Everyone Should Track Their Net Worth
According to a survey conducted by the Consumer Federation of America (CFA) and the Financial Planning Association, less than 49% of Americans actually know their net worth. Everyone should track their net worth. Tracking your net worth lets you see where you stand financially and how healthy your family’s financial situation is. Are you meeting your financial goals and dreams? Are you headed in the right direction or sliding backwards? Do you need to catch up to J Money and max out your Roth IRAs and 401(k)? How do you know if you are saving enough for retirement if you do not know how much your net worth is?
See where you stack up to your peers with this great net worth calculator sponsored by CNNMoney.com and Nielsen Claritas. Sometimes there is no greater motivator than taking stock of your own situation against your peers and others like J Money. While I cannot stand it when he tells us all how great he is doing, it motivates me nonetheless to try and up my financial game and beat him. One day I will, but until then, I’m definitely going to keep trying to raise my net worth.
Hank Coleman is the founder of several personal finance blogs. He is currently a freelance writer and entrepreneur. You can see more of his work at Hank Coleman.net, and you can also follow him on Twitter @hankcoleman.
(Photo by borman818, exclamations by me!)
PS: If you’re just getting started in your journey, here are a few good resources to help track your money. Doesn’t matter which route you go, just that it ends up sticking!
- The "Budget/Net Worth" spreadsheet - the colorful Excel template I personally use.
- The "Money Snapshot" spreadsheet - a simple Excel template I created for my former $$$ clients
If you're not a spreadsheet guy like me and prefer something more automated (which is fine, whatever gets you to take action!), you can try your hand with a free Personal Capital account instead.
Personal Capital is a cool tool that connects with your bank & investment accounts to give you an automated way to track your net worth. You'll get a crystal clear picture of how your spending and investments affect your financial goals (early retirement?), and it's super easy to use.

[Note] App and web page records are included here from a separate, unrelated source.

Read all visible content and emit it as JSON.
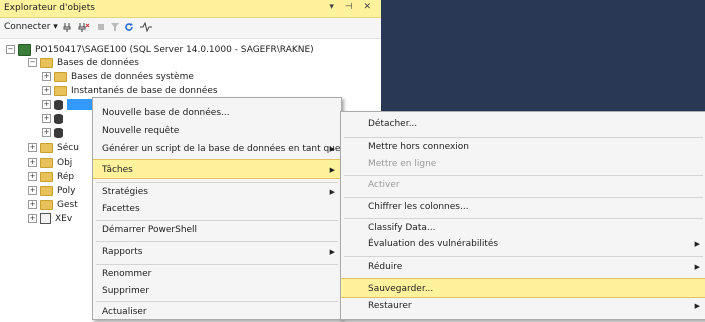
{
  "panel": {
    "title": "Explorateur d'objets",
    "controls": "▾ ⊣ ✕",
    "toolbar": {
      "connect_label": "Connecter ▾"
    }
  },
  "tree": {
    "server": "PO150417\\SAGE100 (SQL Server 14.0.1000 - SAGEFR\\RAKNE)",
    "databases": "Bases de données",
    "system_db": "Bases de données système",
    "snapshots": "Instantanés de base de données",
    "truncated": [
      "Sécu",
      "Obj",
      "Rép",
      "Poly",
      "Gest",
      "XEv"
    ]
  },
  "context_menu": {
    "items": [
      {
        "label": "Nouvelle base de données...",
        "arrow": false
      },
      {
        "label": "Nouvelle requête",
        "arrow": false
      },
      {
        "label": "Générer un script de la base de données en tant que",
        "arrow": true
      },
      {
        "label": "Tâches",
        "arrow": true,
        "highlighted": true
      },
      {
        "label": "Stratégies",
        "arrow": true
      },
      {
        "label": "Facettes",
        "arrow": false
      },
      {
        "label": "Démarrer PowerShell",
        "arrow": false
      },
      {
        "label": "Rapports",
        "arrow": true
      },
      {
        "label": "Renommer",
        "arrow": false
      },
      {
        "label": "Supprimer",
        "arrow": false
      },
      {
        "label": "Actualiser",
        "arrow": false
      }
    ]
  },
  "submenu": {
    "items": [
      {
        "label": "Détacher...",
        "arrow": false
      },
      {
        "label": "Mettre hors connexion",
        "arrow": false
      },
      {
        "label": "Mettre en ligne",
        "arrow": false,
        "disabled": true
      },
      {
        "label": "Activer",
        "arrow": false,
        "disabled": true
      },
      {
        "label": "Chiffrer les colonnes...",
        "arrow": false
      },
      {
        "label": "Classify Data...",
        "arrow": false
      },
      {
        "label": "Évaluation des vulnérabilités",
        "arrow": true
      },
      {
        "label": "Réduire",
        "arrow": true
      },
      {
        "label": "Sauvegarder...",
        "arrow": false,
        "highlighted": true
      },
      {
        "label": "Restaurer",
        "arrow": true
      }
    ]
  },
  "arrow_glyph": "▶",
  "colors": {
    "highlight": "#fff29d",
    "selection": "#3399ff",
    "background_dark": "#293955"
  }
}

It only takes a couple minutes to set up and you can grab your free account here. They also do a lot of other cool stuff as well which my early retired friend Justin covers in our full review of Personal Capital - check it out here: Why I Use Personal Capital Almost Every Single Day.

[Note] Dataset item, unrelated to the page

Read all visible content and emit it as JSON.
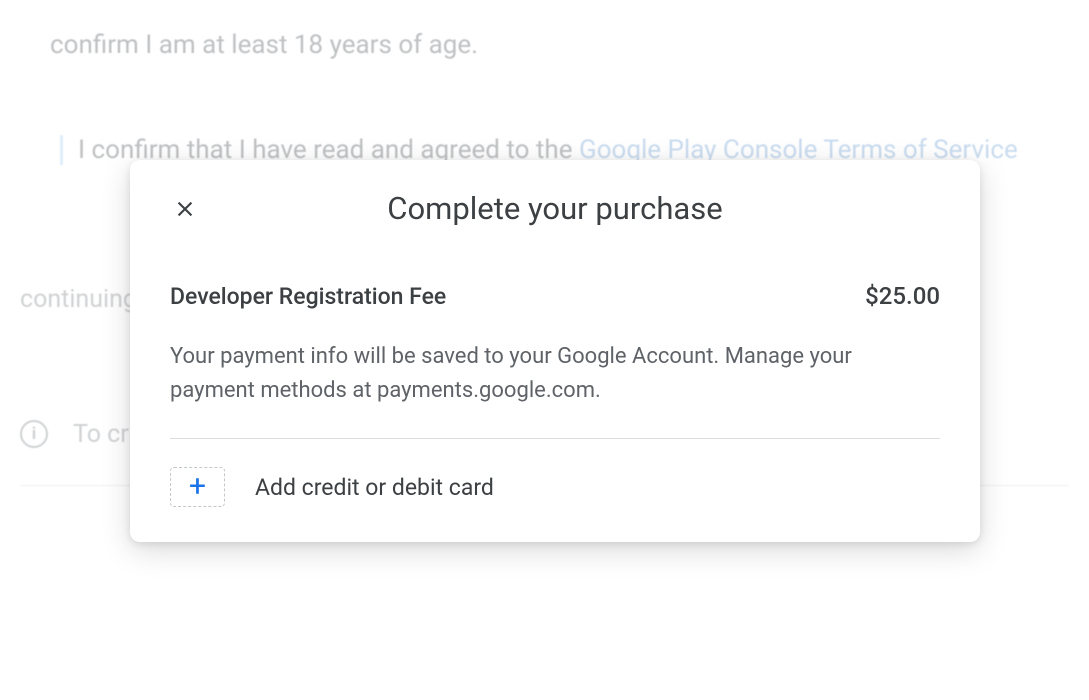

(There's also Mint.com too btw which is also free and automated, but its more focused on day-to-day budgeting rather than long-term net worth building)